Write out the entries below once more, exactly, with the pictures left out.
*** DATA FOR REVIEW ***
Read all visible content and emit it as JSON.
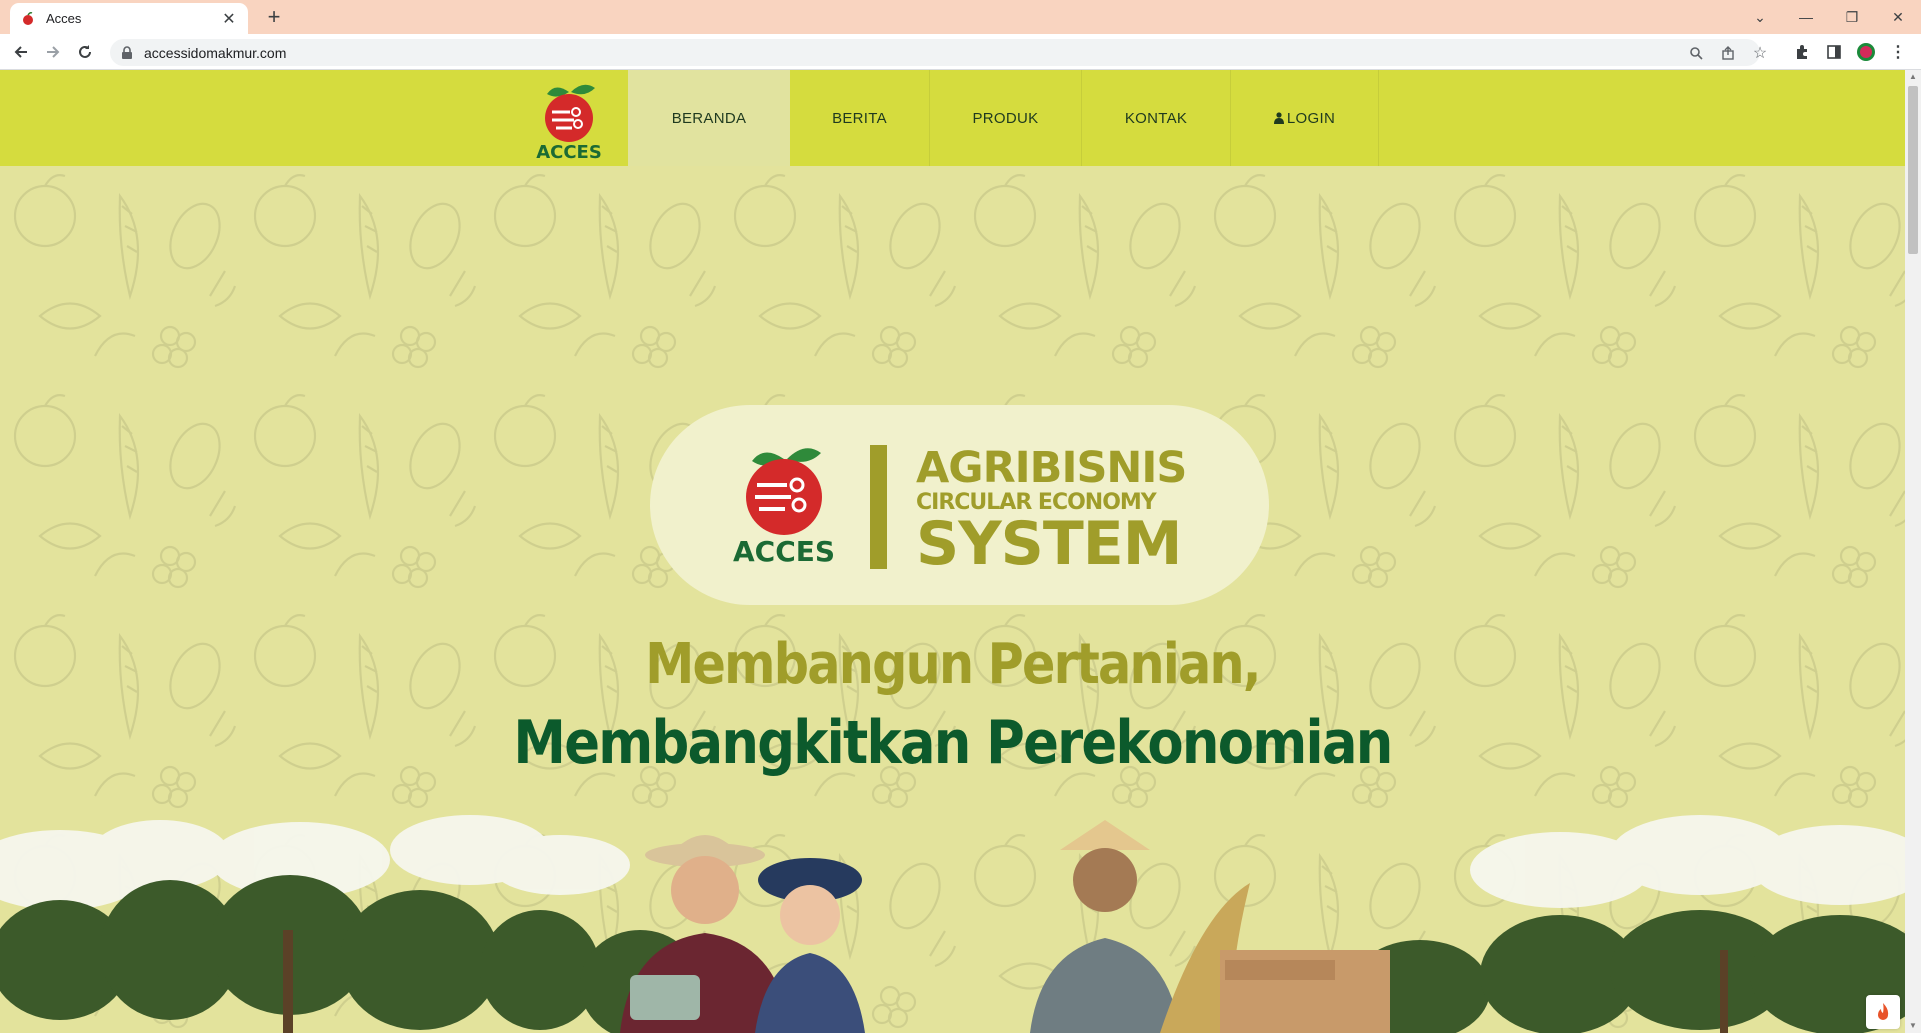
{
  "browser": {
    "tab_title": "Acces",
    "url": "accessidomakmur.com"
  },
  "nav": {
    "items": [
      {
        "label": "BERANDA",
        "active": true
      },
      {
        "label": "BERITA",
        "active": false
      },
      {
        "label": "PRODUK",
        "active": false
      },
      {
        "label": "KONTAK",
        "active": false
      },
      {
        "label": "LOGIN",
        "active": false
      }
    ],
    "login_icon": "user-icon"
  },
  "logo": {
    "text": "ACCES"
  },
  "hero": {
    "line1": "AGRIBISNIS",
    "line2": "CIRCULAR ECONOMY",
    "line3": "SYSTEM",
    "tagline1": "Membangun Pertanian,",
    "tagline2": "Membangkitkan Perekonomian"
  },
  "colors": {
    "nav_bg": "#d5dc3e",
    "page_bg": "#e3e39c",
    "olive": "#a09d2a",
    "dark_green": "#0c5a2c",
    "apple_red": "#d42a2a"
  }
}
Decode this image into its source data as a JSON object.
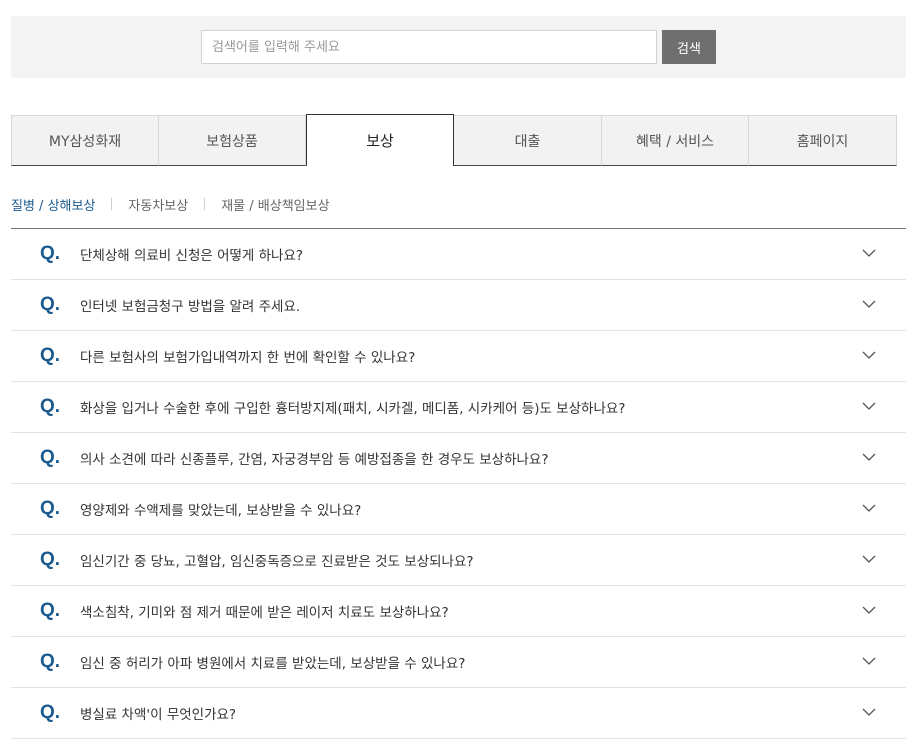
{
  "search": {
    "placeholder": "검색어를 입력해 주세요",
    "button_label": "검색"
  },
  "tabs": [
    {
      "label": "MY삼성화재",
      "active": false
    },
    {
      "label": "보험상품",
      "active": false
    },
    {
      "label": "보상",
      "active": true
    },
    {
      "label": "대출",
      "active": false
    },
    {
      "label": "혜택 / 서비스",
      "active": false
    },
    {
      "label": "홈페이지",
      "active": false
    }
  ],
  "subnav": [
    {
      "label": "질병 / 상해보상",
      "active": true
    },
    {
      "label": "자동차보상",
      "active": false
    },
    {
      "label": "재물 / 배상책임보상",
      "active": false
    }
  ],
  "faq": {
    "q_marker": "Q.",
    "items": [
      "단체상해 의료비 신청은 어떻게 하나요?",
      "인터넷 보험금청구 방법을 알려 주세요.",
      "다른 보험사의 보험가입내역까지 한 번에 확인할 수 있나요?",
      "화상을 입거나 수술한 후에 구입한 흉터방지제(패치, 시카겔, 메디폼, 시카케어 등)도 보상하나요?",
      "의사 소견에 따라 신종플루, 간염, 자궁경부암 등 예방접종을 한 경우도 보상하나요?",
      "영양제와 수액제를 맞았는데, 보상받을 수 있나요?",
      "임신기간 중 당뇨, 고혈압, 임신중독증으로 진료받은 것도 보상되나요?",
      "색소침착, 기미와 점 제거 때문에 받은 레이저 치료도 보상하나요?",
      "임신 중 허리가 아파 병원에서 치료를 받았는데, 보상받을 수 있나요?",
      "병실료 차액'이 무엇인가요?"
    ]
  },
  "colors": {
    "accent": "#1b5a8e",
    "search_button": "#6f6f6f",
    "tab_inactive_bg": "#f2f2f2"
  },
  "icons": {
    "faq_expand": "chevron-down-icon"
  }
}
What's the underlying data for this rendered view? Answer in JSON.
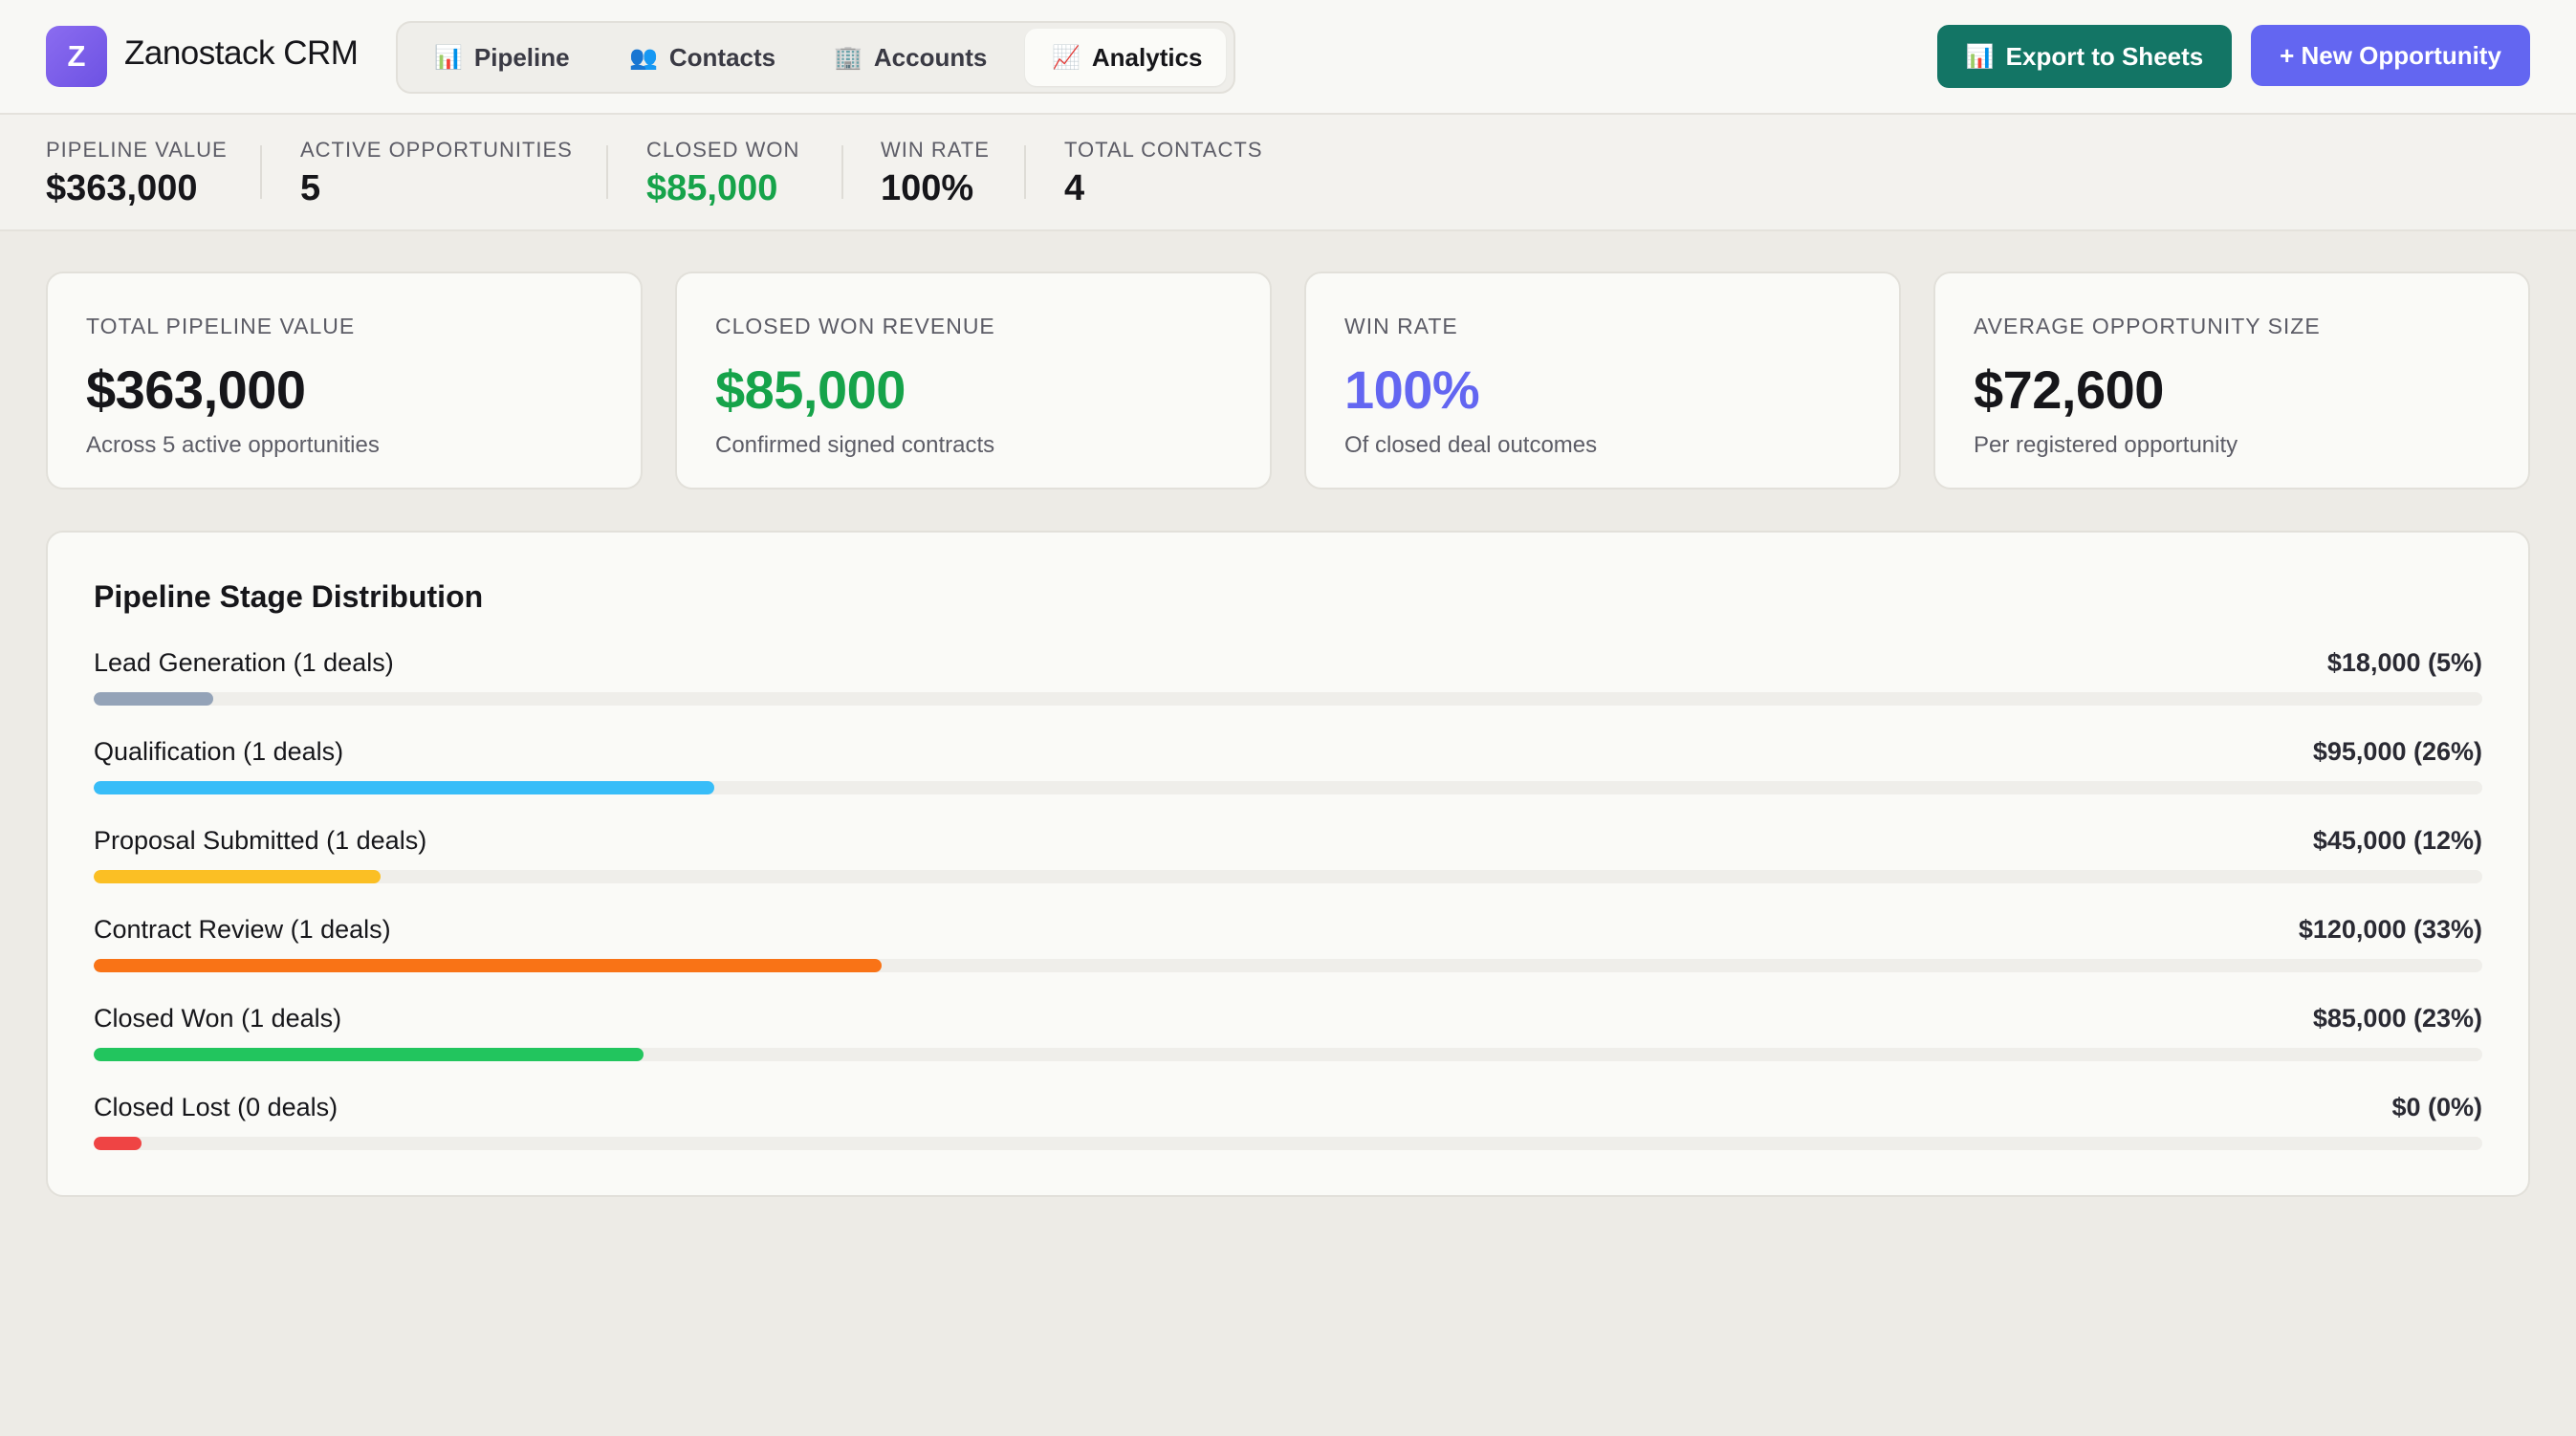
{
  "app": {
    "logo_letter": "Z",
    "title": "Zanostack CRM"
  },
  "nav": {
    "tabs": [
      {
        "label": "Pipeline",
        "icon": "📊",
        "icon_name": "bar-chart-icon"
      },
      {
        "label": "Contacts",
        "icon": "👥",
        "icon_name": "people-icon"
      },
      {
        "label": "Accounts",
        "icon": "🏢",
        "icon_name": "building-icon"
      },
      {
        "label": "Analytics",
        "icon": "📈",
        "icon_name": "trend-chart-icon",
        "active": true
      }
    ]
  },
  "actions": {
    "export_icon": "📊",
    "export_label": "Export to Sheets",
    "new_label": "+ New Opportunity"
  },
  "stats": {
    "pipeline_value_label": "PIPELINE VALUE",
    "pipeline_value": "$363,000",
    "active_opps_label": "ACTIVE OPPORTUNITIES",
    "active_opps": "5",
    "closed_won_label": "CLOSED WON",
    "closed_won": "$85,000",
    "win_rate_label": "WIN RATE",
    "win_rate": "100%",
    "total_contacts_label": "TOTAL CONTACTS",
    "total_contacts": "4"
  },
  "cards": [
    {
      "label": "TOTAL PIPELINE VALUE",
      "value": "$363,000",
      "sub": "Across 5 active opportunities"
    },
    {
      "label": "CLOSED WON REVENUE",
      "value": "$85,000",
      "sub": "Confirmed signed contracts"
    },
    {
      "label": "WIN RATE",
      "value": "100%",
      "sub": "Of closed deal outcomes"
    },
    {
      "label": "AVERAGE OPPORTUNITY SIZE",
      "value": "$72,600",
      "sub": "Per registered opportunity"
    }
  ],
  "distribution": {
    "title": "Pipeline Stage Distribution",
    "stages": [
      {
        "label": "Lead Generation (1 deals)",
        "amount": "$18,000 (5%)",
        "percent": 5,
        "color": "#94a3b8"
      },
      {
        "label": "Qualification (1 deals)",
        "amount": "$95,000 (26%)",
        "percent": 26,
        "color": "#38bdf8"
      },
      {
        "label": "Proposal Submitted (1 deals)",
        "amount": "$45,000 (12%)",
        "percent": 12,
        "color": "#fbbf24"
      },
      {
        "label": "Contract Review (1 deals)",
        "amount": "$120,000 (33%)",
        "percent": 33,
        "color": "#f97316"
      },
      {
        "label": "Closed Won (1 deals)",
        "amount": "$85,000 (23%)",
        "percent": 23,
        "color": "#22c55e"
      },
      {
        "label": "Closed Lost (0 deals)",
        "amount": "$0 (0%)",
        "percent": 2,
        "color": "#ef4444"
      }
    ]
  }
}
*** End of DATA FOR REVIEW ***
● **RESPONSE AREA**:
Read all visible content and emit it as JSON.
{
  "browser": {
    "tab_title": "Acces",
    "url": "accessidomakmur.com"
  },
  "nav": {
    "items": [
      {
        "label": "BERANDA",
        "active": true
      },
      {
        "label": "BERITA",
        "active": false
      },
      {
        "label": "PRODUK",
        "active": false
      },
      {
        "label": "KONTAK",
        "active": false
      },
      {
        "label": "LOGIN",
        "active": false
      }
    ],
    "login_icon": "user-icon"
  },
  "logo": {
    "text": "ACCES"
  },
  "hero": {
    "line1": "AGRIBISNIS",
    "line2": "CIRCULAR ECONOMY",
    "line3": "SYSTEM",
    "tagline1": "Membangun Pertanian,",
    "tagline2": "Membangkitkan Perekonomian"
  },
  "colors": {
    "nav_bg": "#d5dc3e",
    "page_bg": "#e3e39c",
    "olive": "#a09d2a",
    "dark_green": "#0c5a2c",
    "apple_red": "#d42a2a"
  }
}
Decode this image into its source data as a JSON object.
{
  "search": {
    "placeholder": "검색어를 입력해 주세요",
    "button_label": "검색"
  },
  "tabs": [
    {
      "label": "MY삼성화재",
      "active": false
    },
    {
      "label": "보험상품",
      "active": false
    },
    {
      "label": "보상",
      "active": true
    },
    {
      "label": "대출",
      "active": false
    },
    {
      "label": "혜택 / 서비스",
      "active": false
    },
    {
      "label": "홈페이지",
      "active": false
    }
  ],
  "subnav": [
    {
      "label": "질병 / 상해보상",
      "active": true
    },
    {
      "label": "자동차보상",
      "active": false
    },
    {
      "label": "재물 / 배상책임보상",
      "active": false
    }
  ],
  "faq": {
    "q_marker": "Q.",
    "items": [
      "단체상해 의료비 신청은 어떻게 하나요?",
      "인터넷 보험금청구 방법을 알려 주세요.",
      "다른 보험사의 보험가입내역까지 한 번에 확인할 수 있나요?",
      "화상을 입거나 수술한 후에 구입한 흉터방지제(패치, 시카겔, 메디폼, 시카케어 등)도 보상하나요?",
      "의사 소견에 따라 신종플루, 간염, 자궁경부암 등 예방접종을 한 경우도 보상하나요?",
      "영양제와 수액제를 맞았는데, 보상받을 수 있나요?",
      "임신기간 중 당뇨, 고혈압, 임신중독증으로 진료받은 것도 보상되나요?",
      "색소침착, 기미와 점 제거 때문에 받은 레이저 치료도 보상하나요?",
      "임신 중 허리가 아파 병원에서 치료를 받았는데, 보상받을 수 있나요?",
      "병실료 차액'이 무엇인가요?"
    ]
  },
  "colors": {
    "accent": "#1b5a8e",
    "search_button": "#6f6f6f",
    "tab_inactive_bg": "#f2f2f2"
  },
  "icons": {
    "faq_expand": "chevron-down-icon"
  }
}
What's the underlying data for this rendered view? Answer in JSON.
{
  "app": {
    "logo_letter": "Z",
    "title": "Zanostack CRM"
  },
  "nav": {
    "tabs": [
      {
        "label": "Pipeline",
        "icon": "📊",
        "icon_name": "bar-chart-icon"
      },
      {
        "label": "Contacts",
        "icon": "👥",
        "icon_name": "people-icon"
      },
      {
        "label": "Accounts",
        "icon": "🏢",
        "icon_name": "building-icon"
      },
      {
        "label": "Analytics",
        "icon": "📈",
        "icon_name": "trend-chart-icon",
        "active": true
      }
    ]
  },
  "actions": {
    "export_icon": "📊",
    "export_label": "Export to Sheets",
    "new_label": "+ New Opportunity"
  },
  "stats": {
    "pipeline_value_label": "PIPELINE VALUE",
    "pipeline_value": "$363,000",
    "active_opps_label": "ACTIVE OPPORTUNITIES",
    "active_opps": "5",
    "closed_won_label": "CLOSED WON",
    "closed_won": "$85,000",
    "win_rate_label": "WIN RATE",
    "win_rate": "100%",
    "total_contacts_label": "TOTAL CONTACTS",
    "total_contacts": "4"
  },
  "cards": [
    {
      "label": "TOTAL PIPELINE VALUE",
      "value": "$363,000",
      "sub": "Across 5 active opportunities"
    },
    {
      "label": "CLOSED WON REVENUE",
      "value": "$85,000",
      "sub": "Confirmed signed contracts"
    },
    {
      "label": "WIN RATE",
      "value": "100%",
      "sub": "Of closed deal outcomes"
    },
    {
      "label": "AVERAGE OPPORTUNITY SIZE",
      "value": "$72,600",
      "sub": "Per registered opportunity"
    }
  ],
  "distribution": {
    "title": "Pipeline Stage Distribution",
    "stages": [
      {
        "label": "Lead Generation (1 deals)",
        "amount": "$18,000 (5%)",
        "percent": 5,
        "color": "#94a3b8"
      },
      {
        "label": "Qualification (1 deals)",
        "amount": "$95,000 (26%)",
        "percent": 26,
        "color": "#38bdf8"
      },
      {
        "label": "Proposal Submitted (1 deals)",
        "amount": "$45,000 (12%)",
        "percent": 12,
        "color": "#fbbf24"
      },
      {
        "label": "Contract Review (1 deals)",
        "amount": "$120,000 (33%)",
        "percent": 33,
        "color": "#f97316"
      },
      {
        "label": "Closed Won (1 deals)",
        "amount": "$85,000 (23%)",
        "percent": 23,
        "color": "#22c55e"
      },
      {
        "label": "Closed Lost (0 deals)",
        "amount": "$0 (0%)",
        "percent": 2,
        "color": "#ef4444"
      }
    ]
  }
}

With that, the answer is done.